I am proud to say that I have created the worldwide WHPC Mentoring Program and a webinar series for early-career HPC women with Women in HPC (WHPC). It has been about 18 months since the program launched. In that short time, this program has already helped 43 mentees receive mentoring!
The success of this program only goes to show how many mentors are willing to share their expertise with novices. A new webinar series that goes in parallel with the WHPC Mentoring Program invites speakers to share their insights on important topics that are not necessarily taught in a classroom setting – like the art of self-promotion, how to write a resume, how to network effectively, and how to create work-life balance. Recently, one of the attendees of a conference recognized me and thanked me for sharing my path to HPC, and Mentoring Program origin story in Science Node’s Many Paths to HPC series. She told me she had almost given up on learning more about computation, thinking she was aiming too high, but my story gave her confidence. And that confidence propelled her to apply to pursue her master’s degree at universities in the U.S.
I am so humbled and grateful for the impact this program has had on the HPC community.
Do you have any lessons learned from experiences you could share with others in the community?
Many women and minorities in IT have been told over and over again to be “likable” and to “put their head down and hope their hard work is noticed.” To get over imposter syndrome and unlearn these internalized notions, you need to channel your best cheerleader. By advocating for yourself, you are speaking up for not only you but for others who share your identity. It is key to draw strength from the fact that your voice matters and your story matters.
What are your passions outside of the lab or office?
I have always loved to dance and sing along to music on the radio. In fact, I was trained in Indian classical music and dance forms. After coming to UC Merced, I started learning Polynesian dance. I also love to watch TV shows and chill.
Which historical figure do you admire most and why?
I admire Mohandas Karamchand Gandhi’s emphasis on the importance of the means over the ends.
Also, I like to think of Mark Twain’s philosophy: “Twenty years from now you will be more disappointed by the things that you didn’t do than by the ones you did do. So throw off the bowlines. Sail away from the safe harbor. Catch the trade winds in your sails. Explore. Dream. Discover.”

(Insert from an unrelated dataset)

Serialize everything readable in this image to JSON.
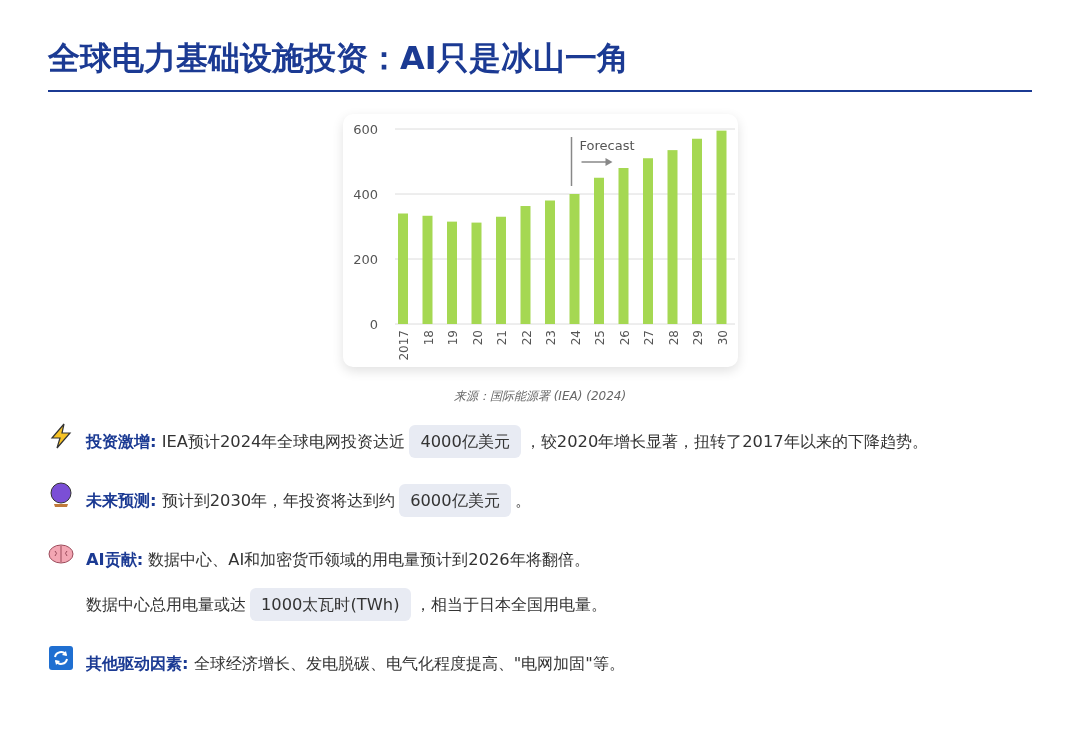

Please share a favorite quote:
“After all, tomorrow is another day.” – Scarlett O’ Hara from Gone With the Wind.